*** Opening of Exercise data ***
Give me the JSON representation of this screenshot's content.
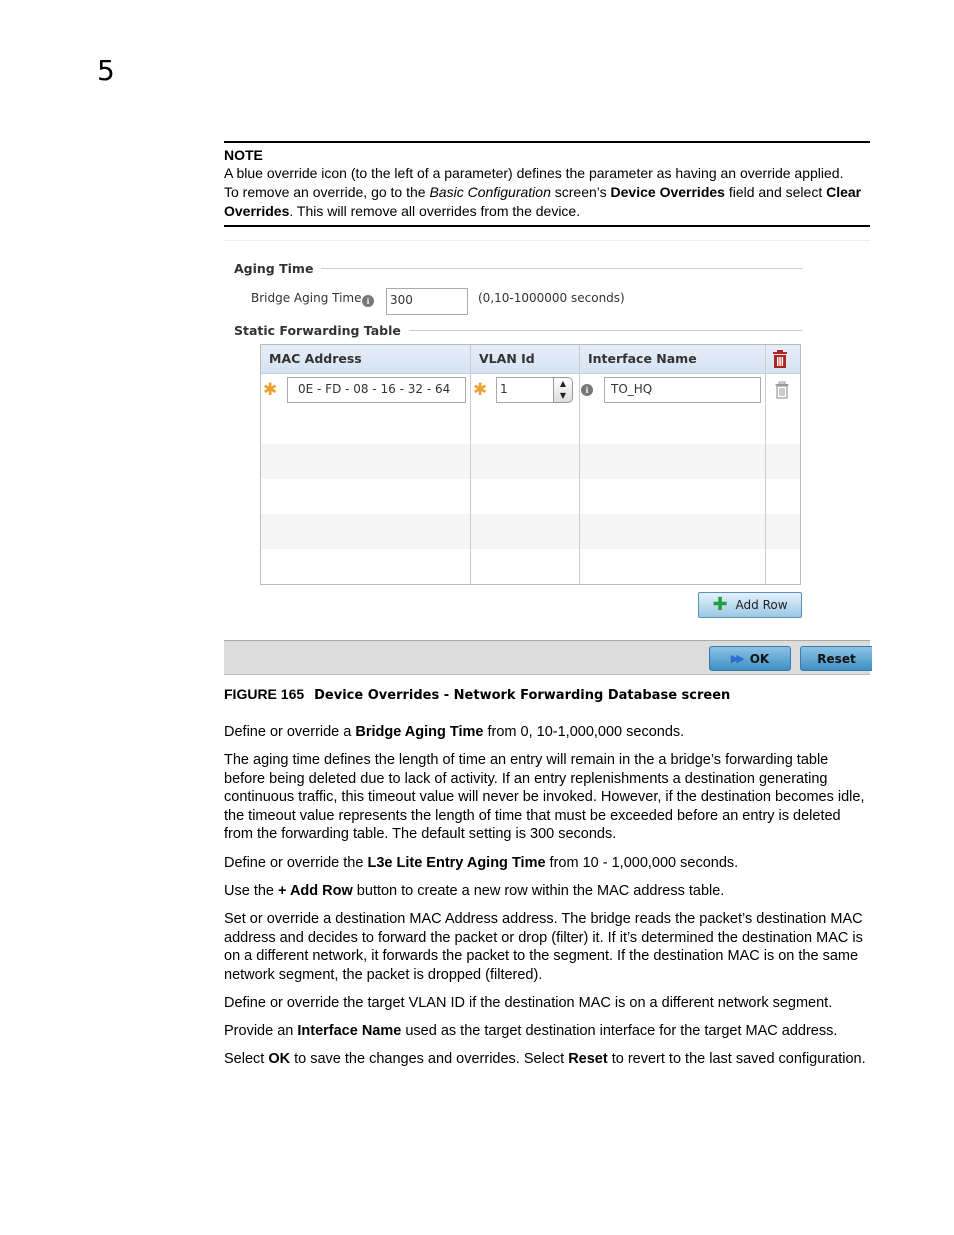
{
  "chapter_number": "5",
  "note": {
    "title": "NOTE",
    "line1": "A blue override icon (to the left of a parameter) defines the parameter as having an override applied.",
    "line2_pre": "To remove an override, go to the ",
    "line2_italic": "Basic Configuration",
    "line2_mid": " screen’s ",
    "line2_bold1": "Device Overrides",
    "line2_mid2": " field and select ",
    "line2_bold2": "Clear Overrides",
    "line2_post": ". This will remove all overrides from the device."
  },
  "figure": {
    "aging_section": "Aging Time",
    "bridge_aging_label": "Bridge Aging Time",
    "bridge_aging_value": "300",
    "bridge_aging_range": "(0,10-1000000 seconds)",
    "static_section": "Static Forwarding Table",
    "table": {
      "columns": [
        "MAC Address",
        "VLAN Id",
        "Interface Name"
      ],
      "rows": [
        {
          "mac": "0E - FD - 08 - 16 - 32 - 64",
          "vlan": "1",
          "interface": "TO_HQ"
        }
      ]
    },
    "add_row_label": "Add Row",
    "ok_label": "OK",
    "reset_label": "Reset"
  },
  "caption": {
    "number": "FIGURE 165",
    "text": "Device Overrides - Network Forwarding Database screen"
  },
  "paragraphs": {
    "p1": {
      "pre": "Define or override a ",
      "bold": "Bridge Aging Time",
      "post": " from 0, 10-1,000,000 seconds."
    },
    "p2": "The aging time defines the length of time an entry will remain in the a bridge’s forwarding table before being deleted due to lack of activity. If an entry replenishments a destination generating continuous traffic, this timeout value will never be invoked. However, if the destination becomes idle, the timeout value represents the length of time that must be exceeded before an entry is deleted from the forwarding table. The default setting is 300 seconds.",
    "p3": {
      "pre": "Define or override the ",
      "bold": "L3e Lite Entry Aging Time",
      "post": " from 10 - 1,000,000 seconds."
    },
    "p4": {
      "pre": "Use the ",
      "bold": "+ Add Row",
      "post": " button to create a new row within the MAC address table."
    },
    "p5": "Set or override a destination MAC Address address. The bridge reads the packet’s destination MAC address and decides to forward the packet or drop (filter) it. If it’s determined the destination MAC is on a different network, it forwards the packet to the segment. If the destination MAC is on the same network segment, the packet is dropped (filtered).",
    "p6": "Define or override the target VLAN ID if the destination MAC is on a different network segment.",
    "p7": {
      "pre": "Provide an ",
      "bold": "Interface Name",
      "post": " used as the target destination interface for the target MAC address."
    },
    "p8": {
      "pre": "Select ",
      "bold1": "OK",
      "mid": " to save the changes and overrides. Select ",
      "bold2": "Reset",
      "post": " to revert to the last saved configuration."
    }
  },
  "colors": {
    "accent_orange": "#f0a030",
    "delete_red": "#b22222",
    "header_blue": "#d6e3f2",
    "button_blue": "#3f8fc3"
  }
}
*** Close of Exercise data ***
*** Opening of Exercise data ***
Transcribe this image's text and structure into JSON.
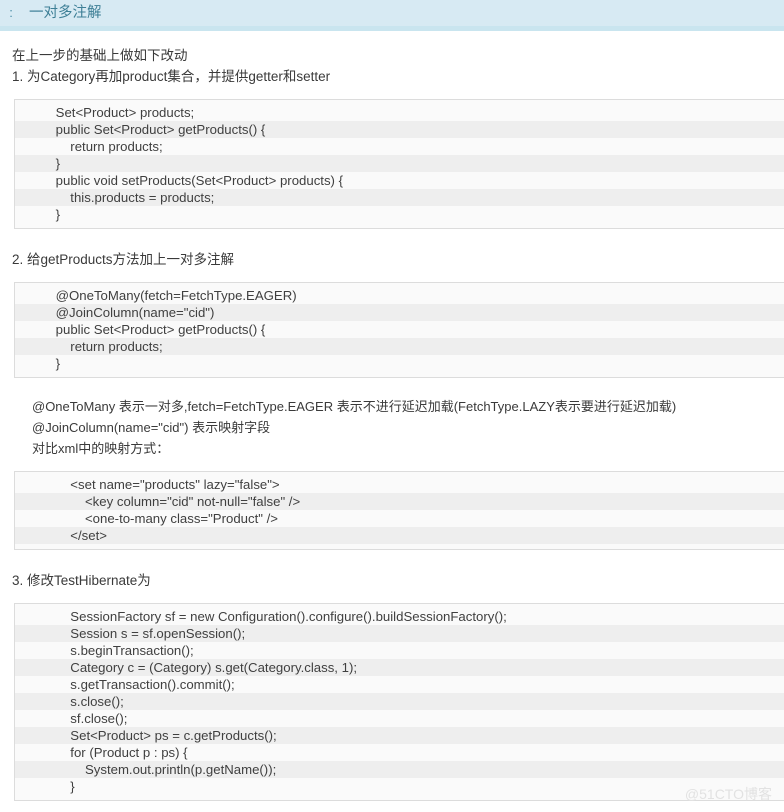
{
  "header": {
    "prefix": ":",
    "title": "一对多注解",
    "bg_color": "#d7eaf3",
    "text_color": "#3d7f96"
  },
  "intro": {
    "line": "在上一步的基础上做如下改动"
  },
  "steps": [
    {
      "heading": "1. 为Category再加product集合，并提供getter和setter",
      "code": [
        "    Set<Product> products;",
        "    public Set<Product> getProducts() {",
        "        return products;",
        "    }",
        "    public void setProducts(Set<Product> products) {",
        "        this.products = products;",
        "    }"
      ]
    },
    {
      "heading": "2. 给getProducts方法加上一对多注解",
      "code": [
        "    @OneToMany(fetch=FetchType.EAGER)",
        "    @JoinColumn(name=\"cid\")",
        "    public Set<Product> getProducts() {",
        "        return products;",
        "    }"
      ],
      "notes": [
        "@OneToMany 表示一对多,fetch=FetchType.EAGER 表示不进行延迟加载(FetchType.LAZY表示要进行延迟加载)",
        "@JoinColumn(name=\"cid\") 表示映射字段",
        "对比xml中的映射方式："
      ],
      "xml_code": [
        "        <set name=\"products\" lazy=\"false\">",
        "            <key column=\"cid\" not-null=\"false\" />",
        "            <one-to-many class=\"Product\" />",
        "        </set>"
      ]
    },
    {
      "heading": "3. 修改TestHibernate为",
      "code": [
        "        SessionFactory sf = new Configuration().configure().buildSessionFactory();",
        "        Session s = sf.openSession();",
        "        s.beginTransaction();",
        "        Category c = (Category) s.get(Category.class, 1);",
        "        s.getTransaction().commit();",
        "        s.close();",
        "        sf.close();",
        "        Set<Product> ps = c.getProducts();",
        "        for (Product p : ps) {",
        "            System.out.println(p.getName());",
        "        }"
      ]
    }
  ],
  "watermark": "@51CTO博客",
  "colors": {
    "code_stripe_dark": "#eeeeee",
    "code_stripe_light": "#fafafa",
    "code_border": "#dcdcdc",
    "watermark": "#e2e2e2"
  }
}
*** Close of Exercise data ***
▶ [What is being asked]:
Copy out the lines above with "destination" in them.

▶ [Task solution]:
    "p2": "The aging time defines the length of time an entry will remain in the a bridge’s forwarding table before being deleted due to lack of activity. If an entry replenishments a destination generating continuous traffic, this timeout value will never be invoked. However, if the destination becomes idle, the timeout value represents the length of time that must be exceeded before an entry is deleted from the forwarding table. The default setting is 300 seconds.",
    "p5": "Set or override a destination MAC Address address. The bridge reads the packet’s destination MAC address and decides to forward the packet or drop (filter) it. If it’s determined the destination MAC is on a different network, it forwards the packet to the segment. If the destination MAC is on the same network segment, the packet is dropped (filtered).",
    "p6": "Define or override the target VLAN ID if the destination MAC is on a different network segment.",
      "post": " used as the target destination interface for the target MAC address."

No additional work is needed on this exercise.